Although the mouse models in Mysorekar’s study mirrored many aspects of human Zika infection, they lacked two of Zika’s most devastating impacts: brain calcifications and microcephaly. Because nearly every placental mammal has its own unique placenta, the only way to know for certain what is happening in a person is to study one. Catherine Spong, a maternal fetal medicine specialist and acting director of the Eunice Kennedy Shriver National Institute of Child Health and Development, says work is already underway to adapt old technologies and invent new ones that can follow the human placenta as it grows, develops and functions alongside the fetus. But these approaches are years away from realization, providing little reassurance to women faced with the current Zika outbreak. As mosquito season quickly approaches, the virus will likely infect more women and endanger more babies.

Vikki Abrahams, a reproductive immunologist at Yale University, says scientists are only beginning to appreciate the ramifications of emerging infectious diseases like Zika. Even when these pathogens are unable to infect the placenta, they can still trigger a dangerous inflammatory response from the immune system that may lead to problems lasting well beyond pregnancy, including autism, schizophrenia, lower IQ and impaired social skills.

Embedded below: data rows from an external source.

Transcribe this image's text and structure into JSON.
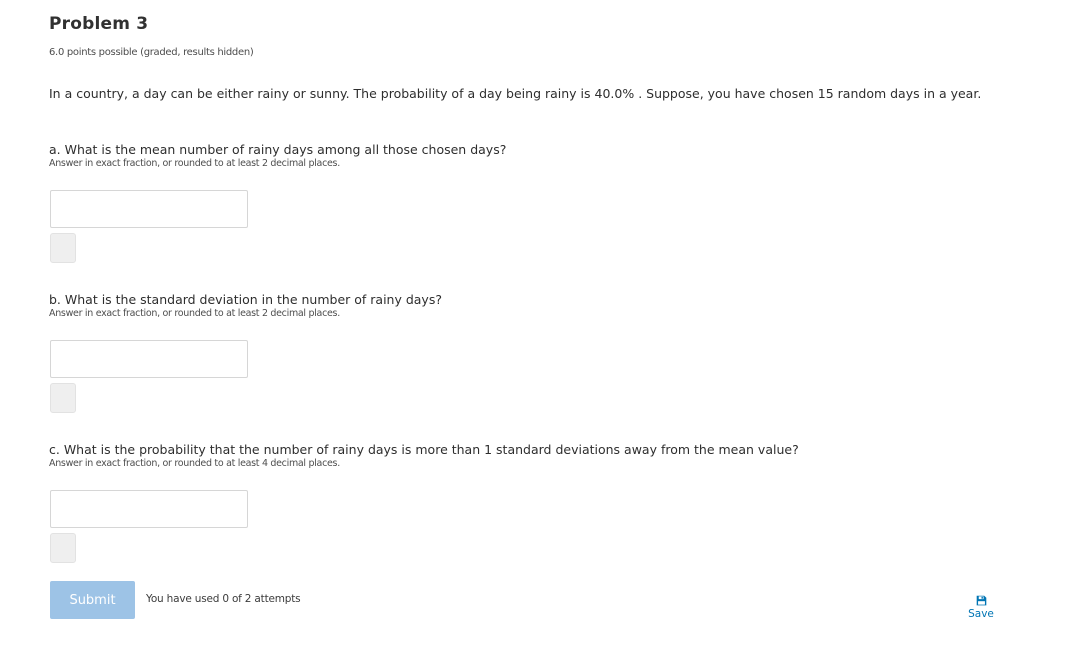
{
  "problem": {
    "title": "Problem 3",
    "points": "6.0 points possible (graded, results hidden)",
    "prompt": "In a country, a day can be either rainy or sunny. The probability of a day being rainy is 40.0% . Suppose, you have chosen 15 random days in a year."
  },
  "questions": [
    {
      "text": "a. What is the mean number of rainy days among all those chosen days?",
      "hint": "Answer in exact fraction, or rounded to at least 2 decimal places.",
      "value": ""
    },
    {
      "text": "b. What is the standard deviation in the number of rainy days?",
      "hint": "Answer in exact fraction, or rounded to at least 2 decimal places.",
      "value": ""
    },
    {
      "text": "c. What is the probability that the number of rainy days is more than 1 standard deviations away from the mean value?",
      "hint": "Answer in exact fraction, or rounded to at least 4 decimal places.",
      "value": ""
    }
  ],
  "actions": {
    "submit_label": "Submit",
    "attempts": "You have used 0 of 2 attempts",
    "save_label": "Save",
    "save_icon": "save-icon"
  },
  "colors": {
    "submit_background": "#9dc3e6",
    "link": "#0075b4"
  }
}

“It is not just nine months,” she says. “If we don’t have a good understanding about basic pregnancy and the basic questions about how the placenta functions, then we can’t understand when things go wrong or how to stop problems that arise, and the damage to mother and offspring will continue to perpetuate. It becomes a global problem affecting the general population.”